Page and application data records:
━━━━━━━━
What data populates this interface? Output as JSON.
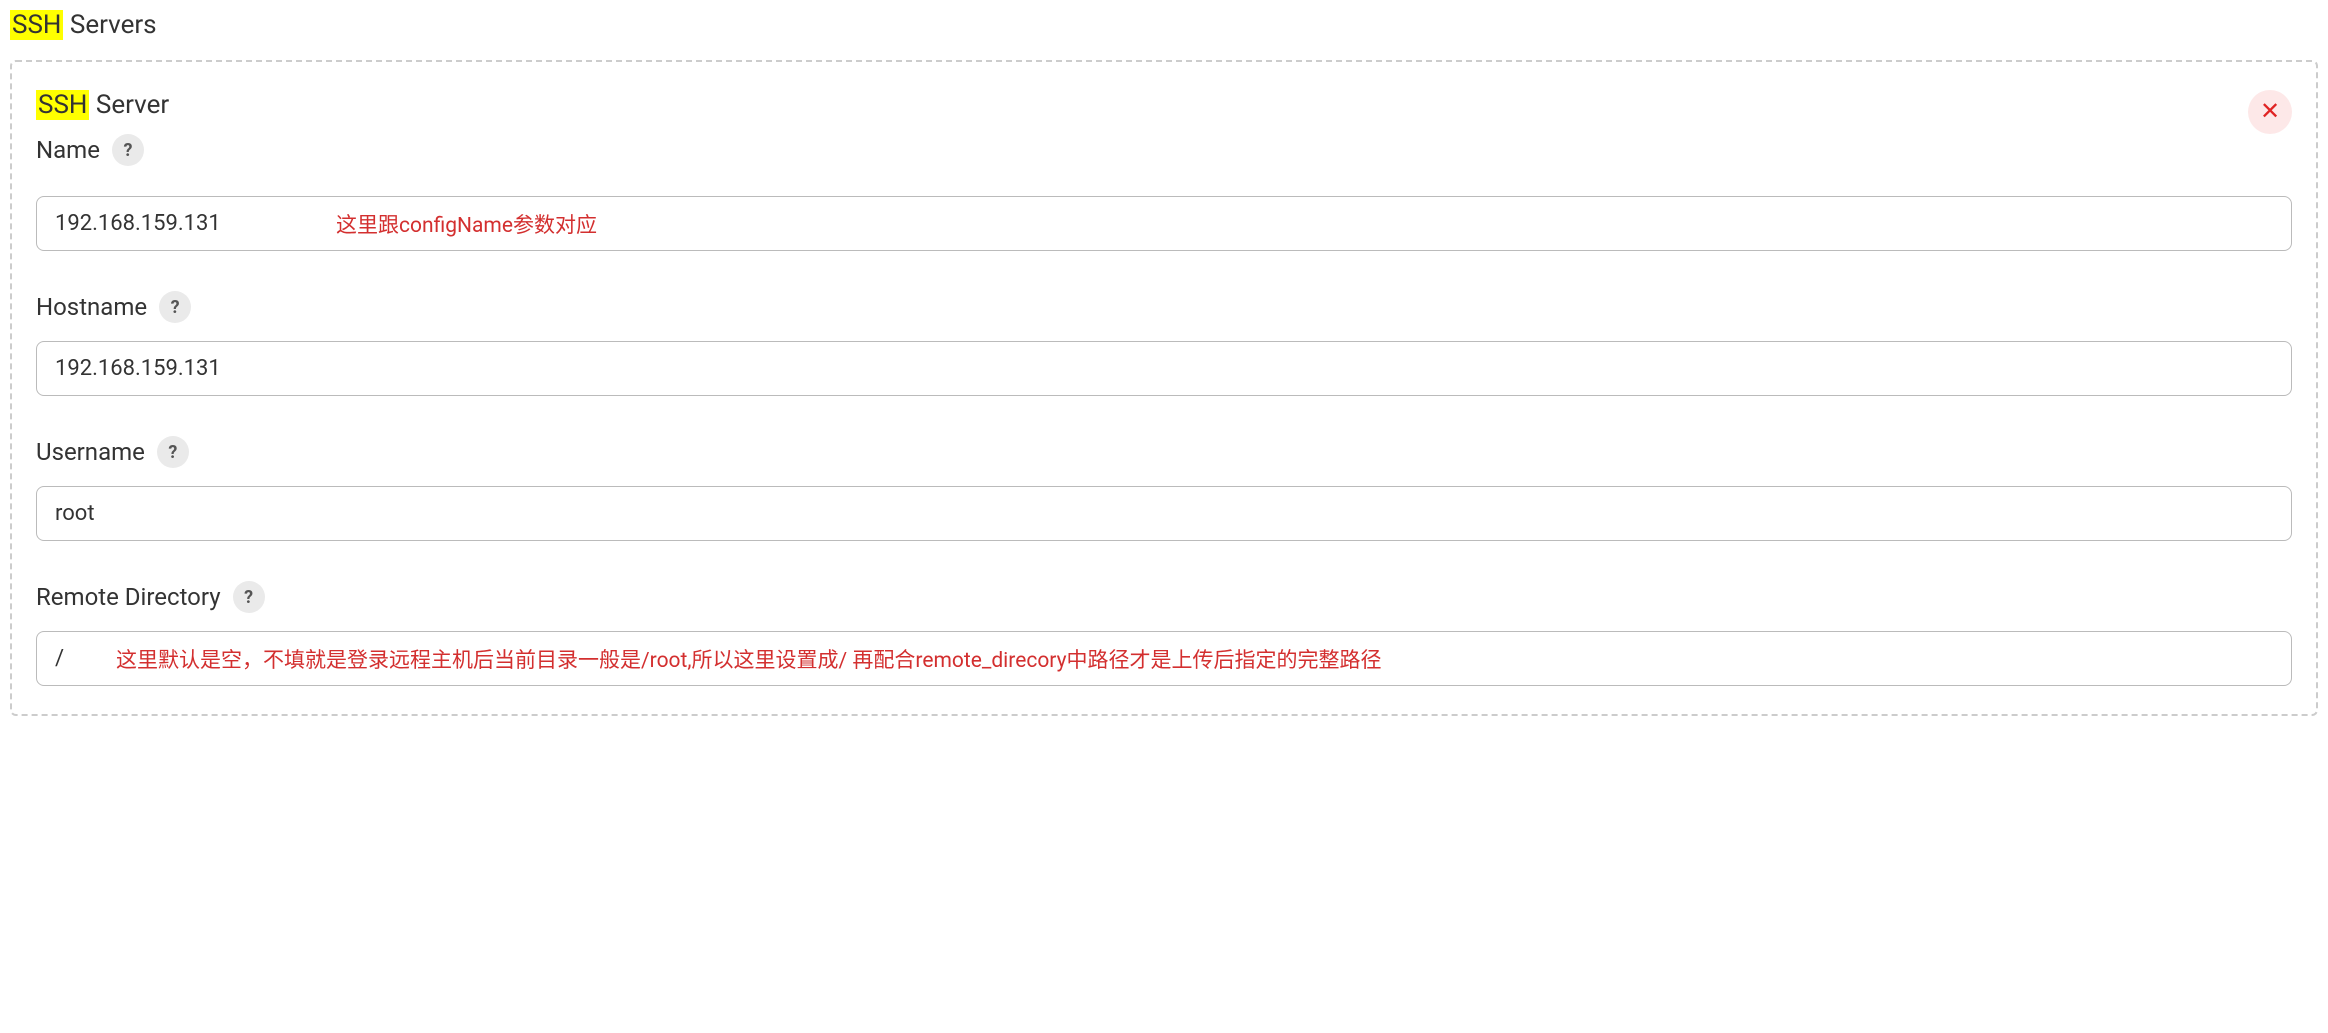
{
  "section": {
    "title_highlight": "SSH",
    "title_rest": " Servers"
  },
  "box": {
    "title_highlight": "SSH",
    "title_rest": " Server"
  },
  "fields": {
    "name": {
      "label": "Name",
      "value": "192.168.159.131",
      "annotation": "这里跟configName参数对应"
    },
    "hostname": {
      "label": "Hostname",
      "value": "192.168.159.131"
    },
    "username": {
      "label": "Username",
      "value": "root"
    },
    "remote_directory": {
      "label": "Remote Directory",
      "value": "/",
      "annotation": "这里默认是空，不填就是登录远程主机后当前目录一般是/root,所以这里设置成/ 再配合remote_direcory中路径才是上传后指定的完整路径"
    }
  },
  "help_char": "?",
  "close_char": "✕"
}
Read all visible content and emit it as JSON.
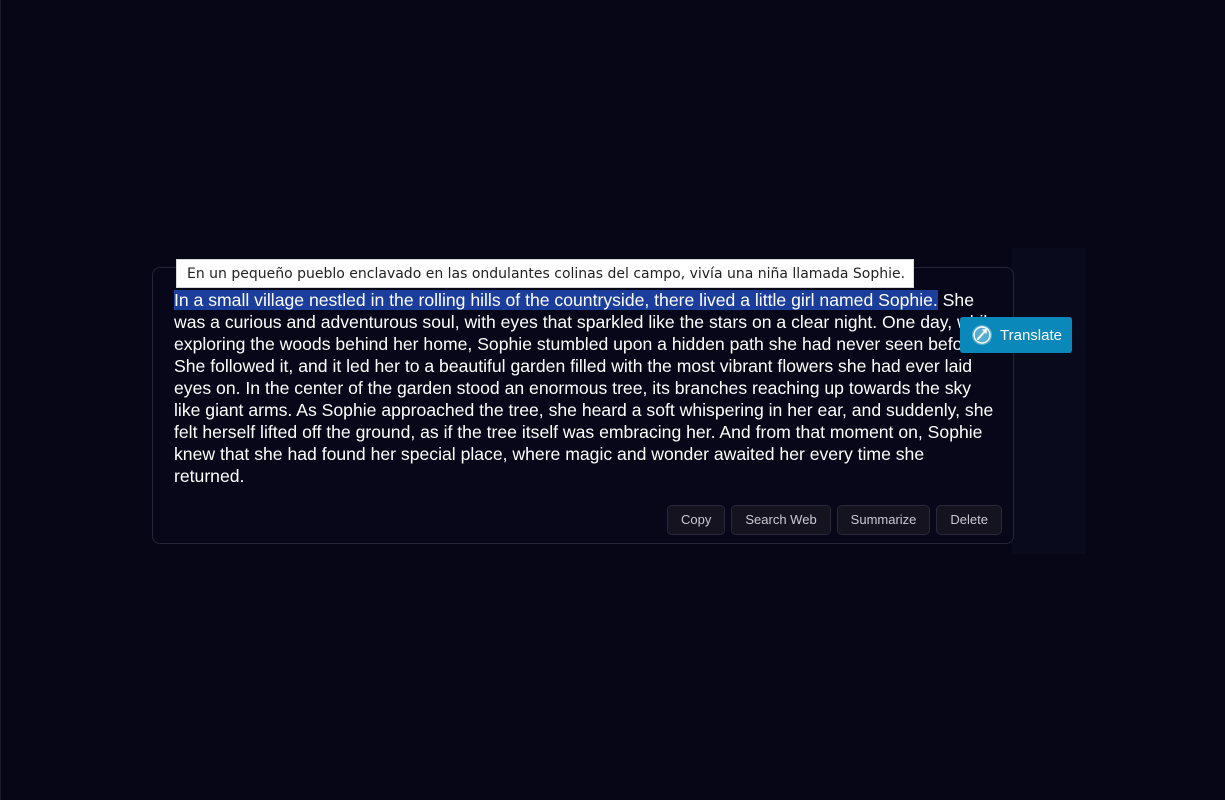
{
  "tooltip": {
    "translation_text": "En un pequeño pueblo enclavado en las ondulantes colinas del campo, vivía una niña llamada Sophie."
  },
  "story": {
    "selected_text": "In a small village nestled in the rolling hills of the countryside, there lived a little girl named Sophie.",
    "rest_text": " She was a curious and adventurous soul, with eyes that sparkled like the stars on a clear night. One day, while exploring the woods behind her home, Sophie stumbled upon a hidden path she had never seen before. She followed it, and it led her to a beautiful garden filled with the most vibrant flowers she had ever laid eyes on. In the center of the garden stood an enormous tree, its branches reaching up towards the sky like giant arms. As Sophie approached the tree, she heard a soft whispering in her ear, and suddenly, she felt herself lifted off the ground, as if the tree itself was embracing her. And from that moment on, Sophie knew that she had found her special place, where magic and wonder awaited her every time she returned."
  },
  "translate_button": {
    "label": "Translate",
    "icon": "translate-icon"
  },
  "actions": {
    "copy_label": "Copy",
    "search_web_label": "Search Web",
    "summarize_label": "Summarize",
    "delete_label": "Delete"
  },
  "colors": {
    "background": "#070617",
    "selection": "#1b3d9c",
    "translate_button": "#0a88b9"
  }
}
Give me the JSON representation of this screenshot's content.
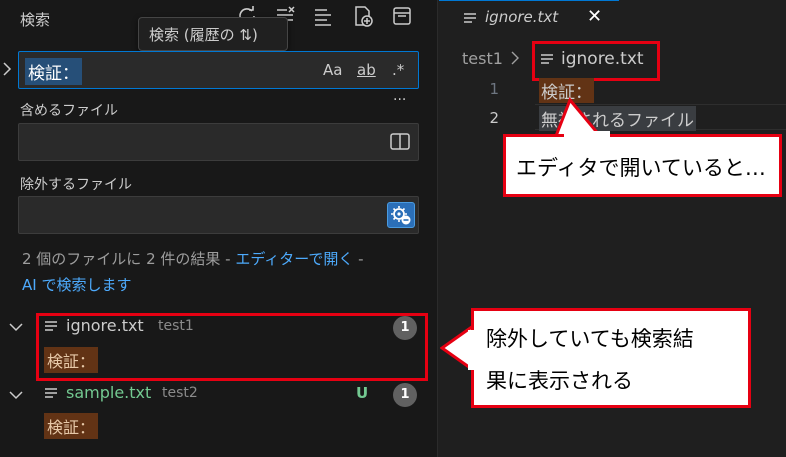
{
  "sidebar": {
    "title": "検索",
    "tooltip": "検索 (履歴の ⇅)",
    "search": {
      "value": "検証：",
      "options": [
        "Aa",
        "ab",
        ".*"
      ]
    },
    "more": "···",
    "include": {
      "label": "含めるファイル",
      "value": ""
    },
    "exclude": {
      "label": "除外するファイル",
      "value": ""
    },
    "results_message": {
      "prefix": "2 個のファイルに 2 件の結果 - ",
      "open_editor_link": "エディターで開く",
      "separator": " -",
      "ai_search_link": "AI で検索します"
    },
    "results": [
      {
        "file": "ignore.txt",
        "folder": "test1",
        "count": "1",
        "status": "",
        "match": "検証：",
        "file_color": "#cccccc"
      },
      {
        "file": "sample.txt",
        "folder": "test2",
        "count": "1",
        "status": "U",
        "match": "検証：",
        "file_color": "#73c991"
      }
    ]
  },
  "editor": {
    "tab": {
      "label": "ignore.txt",
      "close": "✕"
    },
    "breadcrumb": {
      "folder": "test1",
      "file": "ignore.txt"
    },
    "lines": [
      {
        "number": "1",
        "text": "検証："
      },
      {
        "number": "2",
        "text": "無視されるファイル"
      }
    ]
  },
  "annotations": {
    "editor_callout": "エディタで開いていると…",
    "results_callout_line1": "除外していても検索結",
    "results_callout_line2": "果に表示される"
  },
  "colors": {
    "accent": "#0078d4",
    "annotation_red": "#e60012",
    "match_highlight": "#623315",
    "untracked_green": "#73c991"
  }
}
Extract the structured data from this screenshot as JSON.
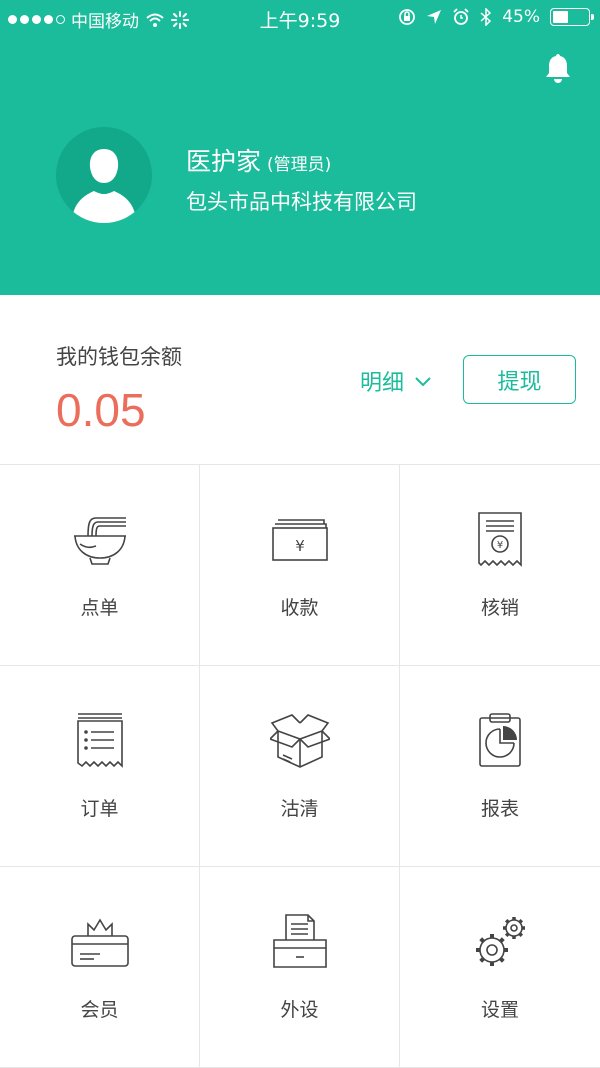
{
  "status_bar": {
    "carrier": "中国移动",
    "time": "上午9:59",
    "battery": "45%",
    "battery_level": 0.45
  },
  "profile": {
    "name": "医护家",
    "role": "(管理员)",
    "company": "包头市品中科技有限公司"
  },
  "wallet": {
    "label": "我的钱包余额",
    "amount": "0.05",
    "detail_label": "明细",
    "withdraw_label": "提现"
  },
  "menu": {
    "items": [
      {
        "label": "点单",
        "icon": "noodle-bowl-icon"
      },
      {
        "label": "收款",
        "icon": "cash-icon"
      },
      {
        "label": "核销",
        "icon": "receipt-icon"
      },
      {
        "label": "订单",
        "icon": "order-list-icon"
      },
      {
        "label": "沽清",
        "icon": "box-icon"
      },
      {
        "label": "报表",
        "icon": "report-chart-icon"
      },
      {
        "label": "会员",
        "icon": "member-card-icon"
      },
      {
        "label": "外设",
        "icon": "printer-icon"
      },
      {
        "label": "设置",
        "icon": "gears-icon"
      }
    ]
  },
  "colors": {
    "primary": "#1bbc9b",
    "amount": "#ea6e5b"
  }
}
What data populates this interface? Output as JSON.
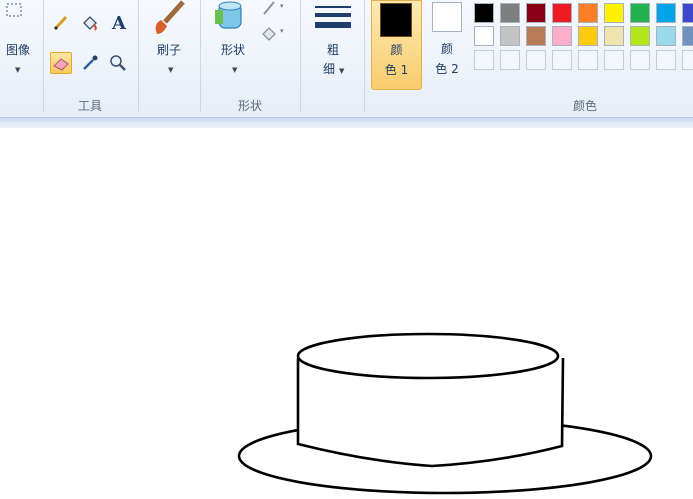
{
  "ribbon": {
    "image_group": {
      "image_label": "图像"
    },
    "tools_group": {
      "label": "工具",
      "text_tool_glyph": "A"
    },
    "brush": {
      "label": "刷子"
    },
    "shapes_group": {
      "label": "形状",
      "shapes_button_label": "形状"
    },
    "size": {
      "line1": "粗",
      "line2": "细"
    },
    "color1": {
      "line1": "颜",
      "line2": "色 1",
      "value": "#000000"
    },
    "color2": {
      "line1": "颜",
      "line2": "色 2",
      "value": "#ffffff"
    },
    "colors_group": {
      "label": "颜色"
    }
  },
  "palette": {
    "row1": [
      "#000000",
      "#7f7f7f",
      "#880015",
      "#ed1c24",
      "#ff7f27",
      "#fff200",
      "#22b14c",
      "#00a2e8",
      "#3f48cc"
    ],
    "row2": [
      "#ffffff",
      "#c3c3c3",
      "#b97a57",
      "#ffaec9",
      "#ffc90e",
      "#efe4b0",
      "#b5e61d",
      "#99d9ea",
      "#7092be"
    ]
  },
  "icons": {
    "image_select": "select-icon",
    "pencil": "pencil-icon",
    "fill": "fill-bucket-icon",
    "text": "text-icon",
    "eraser": "eraser-icon",
    "picker": "color-picker-icon",
    "magnifier": "magnifier-icon",
    "brush": "brush-icon",
    "shapes": "shapes-icon",
    "outline": "outline-icon",
    "fill_shape": "shape-fill-icon",
    "size": "line-size-icon"
  }
}
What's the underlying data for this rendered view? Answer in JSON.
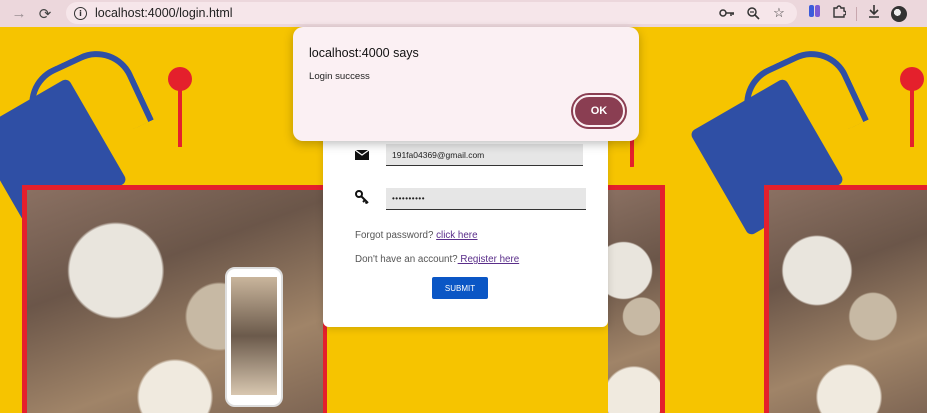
{
  "browser": {
    "url": "localhost:4000/login.html"
  },
  "dialog": {
    "title": "localhost:4000 says",
    "message": "Login success",
    "ok_label": "OK"
  },
  "login": {
    "email_value": "191fa04369@gmail.com",
    "password_value": "••••••••••",
    "forgot_text": "Forgot password? ",
    "forgot_link": "click here",
    "register_text": "Don't have an account?",
    "register_link": " Register here",
    "submit_label": "SUBMIT"
  },
  "colors": {
    "background": "#f6c400",
    "accent_red": "#e4202c",
    "bag_blue": "#2f4fa5",
    "submit_blue": "#0a56c5",
    "ok_button": "#8a3e52"
  }
}
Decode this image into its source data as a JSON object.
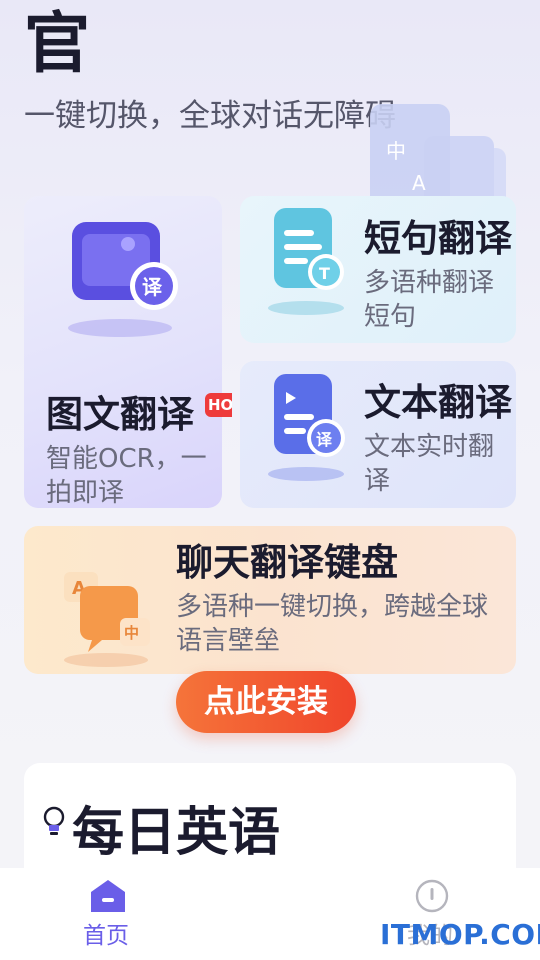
{
  "hero": {
    "title": "官",
    "subtitle": "一键切换，全球对话无障碍"
  },
  "features": {
    "image_translate": {
      "title": "图文翻译",
      "badge": "HOT",
      "desc": "智能OCR，一拍即译",
      "icon": "photo-translate-icon"
    },
    "short_translate": {
      "title": "短句翻译",
      "desc": "多语种翻译短句",
      "icon": "short-text-icon"
    },
    "text_translate": {
      "title": "文本翻译",
      "desc": "文本实时翻译",
      "icon": "document-translate-icon"
    },
    "chat_keyboard": {
      "title": "聊天翻译键盘",
      "desc": "多语种一键切换，跨越全球语言壁垒",
      "icon": "chat-bubbles-icon",
      "install_label": "点此安装"
    }
  },
  "daily_english": {
    "title": "每日英语",
    "icon": "lightbulb-icon"
  },
  "tabbar": {
    "tabs": [
      {
        "label": "首页",
        "active": true,
        "icon": "home-icon"
      },
      {
        "label": "我的",
        "active": false,
        "icon": "profile-icon"
      }
    ]
  },
  "watermark": "ITMOP.COM",
  "colors": {
    "accent": "#6a5ee8",
    "install_start": "#f5743a",
    "install_end": "#f0452b",
    "hot": "#ee3b3b"
  }
}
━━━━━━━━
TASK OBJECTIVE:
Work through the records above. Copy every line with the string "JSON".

EXPECTED OUTPUT:
What data populates this interface? Output as JSON.
Read all visible content and emit it as JSON.
Give me the JSON representation of this screenshot's content.
Extract the structured data from this screenshot as JSON.
What data populates this interface? Output as JSON.
What's the underlying data for this rendered view? Answer in JSON.
Decode this image into its source data as a JSON object.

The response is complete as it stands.